> [What this task involves] Every record below, from the first line to the last, is to be set down again exactly.

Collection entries
--------------------

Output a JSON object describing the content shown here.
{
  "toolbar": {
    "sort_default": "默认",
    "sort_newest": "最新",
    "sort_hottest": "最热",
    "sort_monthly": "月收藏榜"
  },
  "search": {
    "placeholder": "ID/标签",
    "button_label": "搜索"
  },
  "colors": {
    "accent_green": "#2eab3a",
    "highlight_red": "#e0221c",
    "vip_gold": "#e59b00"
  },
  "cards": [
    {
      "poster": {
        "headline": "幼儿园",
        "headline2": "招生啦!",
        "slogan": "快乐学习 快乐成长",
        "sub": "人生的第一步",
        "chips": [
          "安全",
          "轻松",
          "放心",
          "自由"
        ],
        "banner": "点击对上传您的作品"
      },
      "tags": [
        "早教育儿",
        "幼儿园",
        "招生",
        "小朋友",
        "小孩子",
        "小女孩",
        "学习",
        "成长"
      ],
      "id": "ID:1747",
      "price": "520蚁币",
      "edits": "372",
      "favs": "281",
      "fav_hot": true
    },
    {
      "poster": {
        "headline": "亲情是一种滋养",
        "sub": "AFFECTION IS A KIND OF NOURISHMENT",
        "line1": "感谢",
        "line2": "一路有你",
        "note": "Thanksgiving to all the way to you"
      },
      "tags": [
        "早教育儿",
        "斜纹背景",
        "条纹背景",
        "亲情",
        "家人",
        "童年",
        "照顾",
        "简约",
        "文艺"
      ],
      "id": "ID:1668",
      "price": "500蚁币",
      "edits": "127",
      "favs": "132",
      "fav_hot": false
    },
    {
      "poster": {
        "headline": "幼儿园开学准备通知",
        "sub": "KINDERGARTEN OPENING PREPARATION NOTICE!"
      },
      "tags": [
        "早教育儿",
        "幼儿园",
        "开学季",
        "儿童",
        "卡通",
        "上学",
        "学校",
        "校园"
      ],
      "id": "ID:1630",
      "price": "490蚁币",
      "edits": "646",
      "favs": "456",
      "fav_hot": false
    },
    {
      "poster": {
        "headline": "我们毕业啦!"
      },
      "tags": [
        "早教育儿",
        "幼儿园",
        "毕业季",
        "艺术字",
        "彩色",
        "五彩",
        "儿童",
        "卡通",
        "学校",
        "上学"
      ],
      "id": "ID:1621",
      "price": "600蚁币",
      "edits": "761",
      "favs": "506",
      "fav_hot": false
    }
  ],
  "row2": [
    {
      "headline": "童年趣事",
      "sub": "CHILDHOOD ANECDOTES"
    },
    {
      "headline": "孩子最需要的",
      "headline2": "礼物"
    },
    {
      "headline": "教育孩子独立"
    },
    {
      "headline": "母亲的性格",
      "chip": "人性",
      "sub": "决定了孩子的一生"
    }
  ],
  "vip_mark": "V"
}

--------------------

> [Problem solution]
Output a JSON object describing the content shown here.
{
  "toolbar": {
    "sort_default": "默认",
    "sort_newest": "最新",
    "sort_hottest": "最热",
    "sort_monthly": "月收藏榜"
  },
  "search": {
    "placeholder": "ID/标签",
    "button_label": "搜索"
  },
  "colors": {
    "accent_green": "#2eab3a",
    "highlight_red": "#e0221c",
    "vip_gold": "#e59b00"
  },
  "cards": [
    {
      "poster": {
        "headline": "幼儿园",
        "headline2": "招生啦!",
        "slogan": "快乐学习 快乐成长",
        "sub": "人生的第一步",
        "chips": [
          "安全",
          "轻松",
          "放心",
          "自由"
        ],
        "banner": "点击对上传您的作品"
      },
      "tags": [
        "早教育儿",
        "幼儿园",
        "招生",
        "小朋友",
        "小孩子",
        "小女孩",
        "学习",
        "成长"
      ],
      "id": "ID:1747",
      "price": "520蚁币",
      "edits": "372",
      "favs": "281",
      "fav_hot": true
    },
    {
      "poster": {
        "headline": "亲情是一种滋养",
        "sub": "AFFECTION IS A KIND OF NOURISHMENT",
        "line1": "感谢",
        "line2": "一路有你",
        "note": "Thanksgiving to all the way to you"
      },
      "tags": [
        "早教育儿",
        "斜纹背景",
        "条纹背景",
        "亲情",
        "家人",
        "童年",
        "照顾",
        "简约",
        "文艺"
      ],
      "id": "ID:1668",
      "price": "500蚁币",
      "edits": "127",
      "favs": "132",
      "fav_hot": false
    },
    {
      "poster": {
        "headline": "幼儿园开学准备通知",
        "sub": "KINDERGARTEN OPENING PREPARATION NOTICE!"
      },
      "tags": [
        "早教育儿",
        "幼儿园",
        "开学季",
        "儿童",
        "卡通",
        "上学",
        "学校",
        "校园"
      ],
      "id": "ID:1630",
      "price": "490蚁币",
      "edits": "646",
      "favs": "456",
      "fav_hot": false
    },
    {
      "poster": {
        "headline": "我们毕业啦!"
      },
      "tags": [
        "早教育儿",
        "幼儿园",
        "毕业季",
        "艺术字",
        "彩色",
        "五彩",
        "儿童",
        "卡通",
        "学校",
        "上学"
      ],
      "id": "ID:1621",
      "price": "600蚁币",
      "edits": "761",
      "favs": "506",
      "fav_hot": false
    }
  ],
  "row2": [
    {
      "headline": "童年趣事",
      "sub": "CHILDHOOD ANECDOTES"
    },
    {
      "headline": "孩子最需要的",
      "headline2": "礼物"
    },
    {
      "headline": "教育孩子独立"
    },
    {
      "headline": "母亲的性格",
      "chip": "人性",
      "sub": "决定了孩子的一生"
    }
  ],
  "vip_mark": "V"
}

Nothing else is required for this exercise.